While direct evidence is unlikely, the indirect evidence relies on how people generally behave in situations of uncertainty. When expected costs are lowered, people behave more recklessly. When football players make a tackle, they don’t consciously think about the helmet protecting them, but safer football equipment encourages more violence on the field. Few people think that it’s okay to drive faster on a rainy night when they have seatbelts, airbags,and antilock brakes, but that is how they behave. Not all motivations are direct and conscious.
Monday, March 14, 2011
Gambling with other people's money
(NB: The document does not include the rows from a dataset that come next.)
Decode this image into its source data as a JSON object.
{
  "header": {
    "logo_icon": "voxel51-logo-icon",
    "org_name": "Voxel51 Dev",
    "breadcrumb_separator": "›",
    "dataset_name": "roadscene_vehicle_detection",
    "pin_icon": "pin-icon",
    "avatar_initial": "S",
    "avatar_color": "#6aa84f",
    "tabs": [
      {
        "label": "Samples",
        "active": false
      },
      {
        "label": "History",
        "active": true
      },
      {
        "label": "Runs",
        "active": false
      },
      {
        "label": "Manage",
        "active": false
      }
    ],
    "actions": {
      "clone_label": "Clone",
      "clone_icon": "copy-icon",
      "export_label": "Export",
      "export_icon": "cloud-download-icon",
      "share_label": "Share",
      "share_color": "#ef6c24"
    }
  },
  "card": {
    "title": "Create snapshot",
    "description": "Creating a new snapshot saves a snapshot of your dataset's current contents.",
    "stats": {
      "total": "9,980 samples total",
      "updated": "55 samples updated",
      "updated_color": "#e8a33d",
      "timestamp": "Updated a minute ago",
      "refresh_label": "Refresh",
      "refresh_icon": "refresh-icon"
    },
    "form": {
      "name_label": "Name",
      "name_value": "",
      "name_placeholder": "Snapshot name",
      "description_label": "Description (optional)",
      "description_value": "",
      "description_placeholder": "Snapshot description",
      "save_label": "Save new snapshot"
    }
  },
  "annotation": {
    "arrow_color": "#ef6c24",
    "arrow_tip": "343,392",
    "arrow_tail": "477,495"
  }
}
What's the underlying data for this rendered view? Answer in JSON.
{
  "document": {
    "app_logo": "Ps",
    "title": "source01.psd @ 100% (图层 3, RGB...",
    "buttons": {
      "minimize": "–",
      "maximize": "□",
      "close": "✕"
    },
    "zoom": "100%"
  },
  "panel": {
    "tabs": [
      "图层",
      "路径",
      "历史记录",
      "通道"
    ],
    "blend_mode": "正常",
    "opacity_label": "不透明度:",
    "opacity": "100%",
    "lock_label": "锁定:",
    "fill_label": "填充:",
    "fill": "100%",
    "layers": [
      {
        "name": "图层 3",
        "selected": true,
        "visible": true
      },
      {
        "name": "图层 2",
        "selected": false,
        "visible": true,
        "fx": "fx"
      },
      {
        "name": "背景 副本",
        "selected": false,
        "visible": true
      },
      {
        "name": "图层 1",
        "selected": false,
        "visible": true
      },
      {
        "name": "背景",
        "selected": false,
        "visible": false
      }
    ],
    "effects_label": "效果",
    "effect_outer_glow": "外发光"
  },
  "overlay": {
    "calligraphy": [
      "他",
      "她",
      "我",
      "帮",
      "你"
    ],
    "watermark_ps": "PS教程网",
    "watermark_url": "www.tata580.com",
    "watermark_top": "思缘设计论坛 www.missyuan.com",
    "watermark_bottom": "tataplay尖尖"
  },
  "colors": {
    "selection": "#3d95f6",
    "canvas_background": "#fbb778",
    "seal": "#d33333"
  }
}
I'm reading Russ Roberts's report on the financial crisis an came across a paragraph that I think directly relates to the debate on racism found two posts ago. I dug myself a hole by using "evidence" and "hints" as two different forms of proof. I should have gone with what Roberts ends up using: "direct" and "indirect" evidence. While Roberts is talking about the effects of low-probability of loss on risk taking, if you read this paragraph in relation to racism I think it also makes a lot of sense. Bold is mine.